App and web page records
•••
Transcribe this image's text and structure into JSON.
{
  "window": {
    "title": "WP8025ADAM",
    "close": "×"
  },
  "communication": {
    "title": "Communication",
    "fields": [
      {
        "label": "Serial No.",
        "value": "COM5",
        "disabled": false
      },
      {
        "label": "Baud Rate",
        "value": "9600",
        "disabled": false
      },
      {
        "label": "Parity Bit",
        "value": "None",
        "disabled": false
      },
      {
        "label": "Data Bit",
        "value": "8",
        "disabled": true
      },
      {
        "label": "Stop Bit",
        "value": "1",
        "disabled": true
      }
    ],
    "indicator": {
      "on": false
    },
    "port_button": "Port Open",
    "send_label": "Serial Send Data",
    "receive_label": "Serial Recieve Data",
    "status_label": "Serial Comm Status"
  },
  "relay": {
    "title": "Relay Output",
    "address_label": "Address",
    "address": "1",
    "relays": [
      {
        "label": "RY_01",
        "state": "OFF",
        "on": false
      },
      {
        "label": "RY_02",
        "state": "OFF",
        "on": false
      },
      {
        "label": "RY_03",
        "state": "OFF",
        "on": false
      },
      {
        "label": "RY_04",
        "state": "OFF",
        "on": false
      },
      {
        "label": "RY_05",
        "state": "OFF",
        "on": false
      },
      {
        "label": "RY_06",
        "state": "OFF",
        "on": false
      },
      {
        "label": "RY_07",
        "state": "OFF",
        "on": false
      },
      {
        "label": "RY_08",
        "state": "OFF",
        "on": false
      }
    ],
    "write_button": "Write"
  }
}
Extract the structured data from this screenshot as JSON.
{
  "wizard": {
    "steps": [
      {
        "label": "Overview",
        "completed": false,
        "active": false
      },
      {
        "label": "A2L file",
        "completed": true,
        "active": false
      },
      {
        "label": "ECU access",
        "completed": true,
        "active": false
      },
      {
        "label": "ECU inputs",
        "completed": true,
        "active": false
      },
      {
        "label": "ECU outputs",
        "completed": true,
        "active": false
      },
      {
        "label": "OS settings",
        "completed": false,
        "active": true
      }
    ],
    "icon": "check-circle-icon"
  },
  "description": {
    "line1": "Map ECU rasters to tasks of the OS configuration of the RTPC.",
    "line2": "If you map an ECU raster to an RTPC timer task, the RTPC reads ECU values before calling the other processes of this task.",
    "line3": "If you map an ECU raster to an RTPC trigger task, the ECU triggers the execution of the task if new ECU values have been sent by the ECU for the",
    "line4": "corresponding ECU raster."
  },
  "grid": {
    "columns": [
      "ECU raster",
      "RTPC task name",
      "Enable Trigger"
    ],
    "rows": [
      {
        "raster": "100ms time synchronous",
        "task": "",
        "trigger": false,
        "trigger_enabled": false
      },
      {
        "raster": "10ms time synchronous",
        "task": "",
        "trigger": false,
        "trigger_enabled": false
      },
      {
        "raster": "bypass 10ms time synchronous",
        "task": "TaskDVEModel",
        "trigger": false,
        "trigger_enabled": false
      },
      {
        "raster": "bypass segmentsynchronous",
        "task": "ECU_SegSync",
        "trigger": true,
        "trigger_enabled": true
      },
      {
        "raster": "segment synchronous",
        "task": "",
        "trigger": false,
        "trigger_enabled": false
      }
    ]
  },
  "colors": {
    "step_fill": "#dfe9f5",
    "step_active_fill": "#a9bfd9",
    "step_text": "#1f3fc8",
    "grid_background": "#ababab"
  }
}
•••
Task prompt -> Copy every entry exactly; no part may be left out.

Your solution ->
Transcribe this image's text and structure into JSON.
{
  "window": {
    "title": "WP8025ADAM",
    "close": "×"
  },
  "communication": {
    "title": "Communication",
    "fields": [
      {
        "label": "Serial No.",
        "value": "COM5",
        "disabled": false
      },
      {
        "label": "Baud Rate",
        "value": "9600",
        "disabled": false
      },
      {
        "label": "Parity Bit",
        "value": "None",
        "disabled": false
      },
      {
        "label": "Data Bit",
        "value": "8",
        "disabled": true
      },
      {
        "label": "Stop Bit",
        "value": "1",
        "disabled": true
      }
    ],
    "indicator": {
      "on": false
    },
    "port_button": "Port Open",
    "send_label": "Serial Send Data",
    "receive_label": "Serial Recieve Data",
    "status_label": "Serial Comm Status"
  },
  "relay": {
    "title": "Relay Output",
    "address_label": "Address",
    "address": "1",
    "relays": [
      {
        "label": "RY_01",
        "state": "OFF",
        "on": false
      },
      {
        "label": "RY_02",
        "state": "OFF",
        "on": false
      },
      {
        "label": "RY_03",
        "state": "OFF",
        "on": false
      },
      {
        "label": "RY_04",
        "state": "OFF",
        "on": false
      },
      {
        "label": "RY_05",
        "state": "OFF",
        "on": false
      },
      {
        "label": "RY_06",
        "state": "OFF",
        "on": false
      },
      {
        "label": "RY_07",
        "state": "OFF",
        "on": false
      },
      {
        "label": "RY_08",
        "state": "OFF",
        "on": false
      }
    ],
    "write_button": "Write"
  }
}
Extract the structured data from this screenshot as JSON.
{
  "wizard": {
    "steps": [
      {
        "label": "Overview",
        "completed": false,
        "active": false
      },
      {
        "label": "A2L file",
        "completed": true,
        "active": false
      },
      {
        "label": "ECU access",
        "completed": true,
        "active": false
      },
      {
        "label": "ECU inputs",
        "completed": true,
        "active": false
      },
      {
        "label": "ECU outputs",
        "completed": true,
        "active": false
      },
      {
        "label": "OS settings",
        "completed": false,
        "active": true
      }
    ],
    "icon": "check-circle-icon"
  },
  "description": {
    "line1": "Map ECU rasters to tasks of the OS configuration of the RTPC.",
    "line2": "If you map an ECU raster to an RTPC timer task, the RTPC reads ECU values before calling the other processes of this task.",
    "line3": "If you map an ECU raster to an RTPC trigger task, the ECU triggers the execution of the task if new ECU values have been sent by the ECU for the",
    "line4": "corresponding ECU raster."
  },
  "grid": {
    "columns": [
      "ECU raster",
      "RTPC task name",
      "Enable Trigger"
    ],
    "rows": [
      {
        "raster": "100ms time synchronous",
        "task": "",
        "trigger": false,
        "trigger_enabled": false
      },
      {
        "raster": "10ms time synchronous",
        "task": "",
        "trigger": false,
        "trigger_enabled": false
      },
      {
        "raster": "bypass 10ms time synchronous",
        "task": "TaskDVEModel",
        "trigger": false,
        "trigger_enabled": false
      },
      {
        "raster": "bypass segmentsynchronous",
        "task": "ECU_SegSync",
        "trigger": true,
        "trigger_enabled": true
      },
      {
        "raster": "segment synchronous",
        "task": "",
        "trigger": false,
        "trigger_enabled": false
      }
    ]
  },
  "colors": {
    "step_fill": "#dfe9f5",
    "step_active_fill": "#a9bfd9",
    "step_text": "#1f3fc8",
    "grid_background": "#ababab"
  }
}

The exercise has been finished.